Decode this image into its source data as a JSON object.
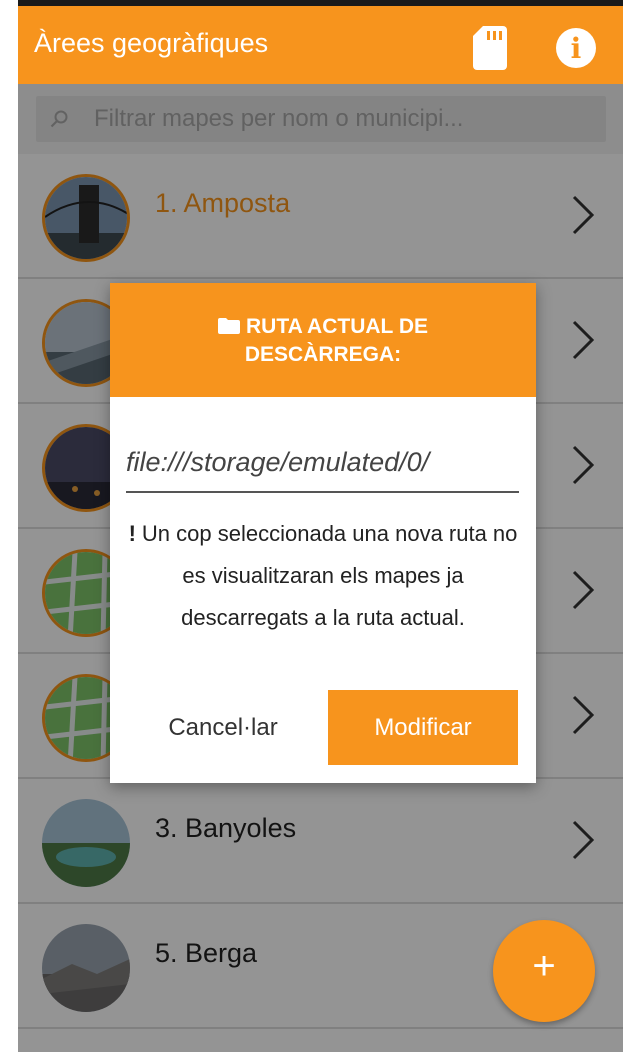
{
  "appbar": {
    "title": "Àrees geogràfiques",
    "sd_icon": "sd-card-icon",
    "info_icon": "info-icon"
  },
  "search": {
    "placeholder": "Filtrar mapes per nom o municipi...",
    "icon": "search-icon"
  },
  "list": {
    "items": [
      {
        "label": "1. Amposta",
        "active": true
      },
      {
        "label": "",
        "active": false
      },
      {
        "label": "",
        "active": false
      },
      {
        "label": "",
        "active": false
      },
      {
        "label": "",
        "active": false
      },
      {
        "label": "3. Banyoles",
        "active": false
      },
      {
        "label": "5. Berga",
        "active": false
      }
    ],
    "chevron_icon": "chevron-right-icon"
  },
  "fab": {
    "label": "+"
  },
  "dialog": {
    "title": "RUTA ACTUAL DE DESCÀRREGA:",
    "path": "file:///storage/emulated/0/",
    "warning_mark": "!",
    "warning": "Un cop seleccionada una nova ruta no es visualitzaran els mapes ja descarregats a la ruta actual.",
    "cancel_label": "Cancel·lar",
    "modify_label": "Modificar"
  },
  "colors": {
    "accent": "#f7941d",
    "scrim": "rgba(0,0,0,0.42)",
    "divider": "#dddddd"
  }
}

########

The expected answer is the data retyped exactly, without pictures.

### [Solution to this task]
Decode this image into its source data as a JSON object.
{
  "appbar": {
    "title": "Àrees geogràfiques",
    "sd_icon": "sd-card-icon",
    "info_icon": "info-icon"
  },
  "search": {
    "placeholder": "Filtrar mapes per nom o municipi...",
    "icon": "search-icon"
  },
  "list": {
    "items": [
      {
        "label": "1. Amposta",
        "active": true
      },
      {
        "label": "",
        "active": false
      },
      {
        "label": "",
        "active": false
      },
      {
        "label": "",
        "active": false
      },
      {
        "label": "",
        "active": false
      },
      {
        "label": "3. Banyoles",
        "active": false
      },
      {
        "label": "5. Berga",
        "active": false
      }
    ],
    "chevron_icon": "chevron-right-icon"
  },
  "fab": {
    "label": "+"
  },
  "dialog": {
    "title": "RUTA ACTUAL DE DESCÀRREGA:",
    "path": "file:///storage/emulated/0/",
    "warning_mark": "!",
    "warning": "Un cop seleccionada una nova ruta no es visualitzaran els mapes ja descarregats a la ruta actual.",
    "cancel_label": "Cancel·lar",
    "modify_label": "Modificar"
  },
  "colors": {
    "accent": "#f7941d",
    "scrim": "rgba(0,0,0,0.42)",
    "divider": "#dddddd"
  }
}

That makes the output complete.